With the poor weather we have seen through the winter and spring, it is likely the stress our 2019 calf crop was born in will have repercussions this fall in the feedyard. Maintaining the health on those higher-risk calves will be a challenge, but not impossible. To meet our health and performance goals for these cattle, it is imperative for cattle feeders to be proactive in anticipating and addressing their calves’ needs.
This process begins before the calves arrive. Since calves will spend essentially all of their time in the pen, this pen should be arranged in a welcoming manner. No, we’re not talking about leaving a mint on the pillow but creating an environment where it is simple for a calf to discover how it can meet its basic needs for food, water and comfort.
The pen surface should be smooth, with holes and ragged surfaces made by the last group of cattle filled and smoothed. Bed the pen, even if it isn’t muddy, to create a nice spot for all the calves to lie down. Extra tanks in the pen filled with water spiked with electrolytes encourage calves to rehydrate soon after arrival. The bunk should have long-stemmed hay in it and licked tubs designed for stressed cattle should be available for calves to find in the pen. This way when calves first walk in the pen, everything they could want is easily accessed and abundantly available.
Calves should rest for at least as many hours as they were trucked prior to being processed after arrival. This gives them time to rehydrate and eat prior to being vaccinated. This is critical, as the immune system requires water for optimum function. To use an analogy, water is the oil that runs the immune system, while energy from feed is the gas that powers the system.

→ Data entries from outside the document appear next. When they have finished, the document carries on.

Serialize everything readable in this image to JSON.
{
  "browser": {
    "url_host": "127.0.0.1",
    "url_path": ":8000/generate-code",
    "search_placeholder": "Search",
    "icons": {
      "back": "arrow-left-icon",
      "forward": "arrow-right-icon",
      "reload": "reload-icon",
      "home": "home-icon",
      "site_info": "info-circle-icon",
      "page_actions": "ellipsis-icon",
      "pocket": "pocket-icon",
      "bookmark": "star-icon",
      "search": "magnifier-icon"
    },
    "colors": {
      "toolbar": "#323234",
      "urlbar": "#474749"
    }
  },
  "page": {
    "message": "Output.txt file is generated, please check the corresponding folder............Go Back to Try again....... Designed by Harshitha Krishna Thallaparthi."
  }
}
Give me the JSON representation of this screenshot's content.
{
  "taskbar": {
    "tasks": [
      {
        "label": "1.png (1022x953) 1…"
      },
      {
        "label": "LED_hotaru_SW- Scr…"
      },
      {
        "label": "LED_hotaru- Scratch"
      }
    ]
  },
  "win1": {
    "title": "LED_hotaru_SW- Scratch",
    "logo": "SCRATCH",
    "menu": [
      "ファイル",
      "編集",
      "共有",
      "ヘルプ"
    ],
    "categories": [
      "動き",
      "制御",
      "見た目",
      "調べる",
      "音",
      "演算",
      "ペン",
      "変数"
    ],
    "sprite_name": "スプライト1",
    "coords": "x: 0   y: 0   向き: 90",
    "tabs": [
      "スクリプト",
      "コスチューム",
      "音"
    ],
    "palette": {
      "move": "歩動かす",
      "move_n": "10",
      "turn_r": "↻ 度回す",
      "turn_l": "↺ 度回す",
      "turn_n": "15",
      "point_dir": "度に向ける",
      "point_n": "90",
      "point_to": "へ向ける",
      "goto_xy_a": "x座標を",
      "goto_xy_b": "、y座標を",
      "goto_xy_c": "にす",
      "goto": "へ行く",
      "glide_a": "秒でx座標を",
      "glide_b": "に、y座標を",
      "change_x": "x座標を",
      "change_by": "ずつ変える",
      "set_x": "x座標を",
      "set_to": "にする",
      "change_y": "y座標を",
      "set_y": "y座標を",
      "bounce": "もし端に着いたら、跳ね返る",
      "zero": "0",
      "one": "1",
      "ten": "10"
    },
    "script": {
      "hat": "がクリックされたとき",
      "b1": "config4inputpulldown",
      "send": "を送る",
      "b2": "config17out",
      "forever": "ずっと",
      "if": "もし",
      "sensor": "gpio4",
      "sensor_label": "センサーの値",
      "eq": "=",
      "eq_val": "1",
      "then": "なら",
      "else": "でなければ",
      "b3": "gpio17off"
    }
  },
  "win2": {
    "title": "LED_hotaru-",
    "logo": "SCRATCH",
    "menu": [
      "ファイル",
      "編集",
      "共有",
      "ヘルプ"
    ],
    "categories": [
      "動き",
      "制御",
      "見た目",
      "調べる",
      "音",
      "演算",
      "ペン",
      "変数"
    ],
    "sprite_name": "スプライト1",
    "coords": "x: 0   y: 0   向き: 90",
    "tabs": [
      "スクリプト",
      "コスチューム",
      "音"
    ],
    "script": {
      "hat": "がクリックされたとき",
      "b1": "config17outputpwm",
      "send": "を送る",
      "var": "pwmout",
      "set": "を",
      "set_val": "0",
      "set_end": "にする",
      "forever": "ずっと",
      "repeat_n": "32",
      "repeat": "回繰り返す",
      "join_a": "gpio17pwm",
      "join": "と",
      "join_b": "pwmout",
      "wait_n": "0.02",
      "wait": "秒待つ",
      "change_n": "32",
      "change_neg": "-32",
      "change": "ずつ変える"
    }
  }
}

Rested cattle can then be processed. Appropriate timing of this process is key to keeping the calves on track. A good recommendation is to work the calves in the first three days or wait until at least thirty days after arrival. The rationale behind this recommendation comes from an often-observed occurrence where calves processed ten to twenty days after arrival go downhill soon after running through the chute. While we may be tempted to blame the vaccine, often the cause of the problem is the stress of leaving the pen the calves have started to become comfortable in for processing. This action often occurs when we are stepping them up on feed, giving the calves two substantial changes at an important juncture. By moving processing to an earlier or later point, we can avoid extra stress in this critical time period.
When we do process these calves, we will want to go light on the vaccination on the first trip through the chute. Considering that every vaccine saps energy from the calf, we should only utilize vaccines that are completely necessary and will be functional when the calf encounters expected disease challenges. Practically this means we should go easy on using too many gram-negative vaccines, such as pinkeye, Pasteurella, clostridium, etc. In addition, utilize more intranasal vaccinations. Good deworming at this point is also key, as parasites decrease immune function.
The first few days are critical for successfully receiving high-stress calves. We want them comfortable in their pen, rested from their trip and have necessary vaccines on board. Work with your veterinarian and your nutritionist prior to receiving calves this fall to create a program that fits your needs and the needs of the cattle you plan on feeding.
Jake Geis, DVM, works with Sioux Nation Ag in Freeman.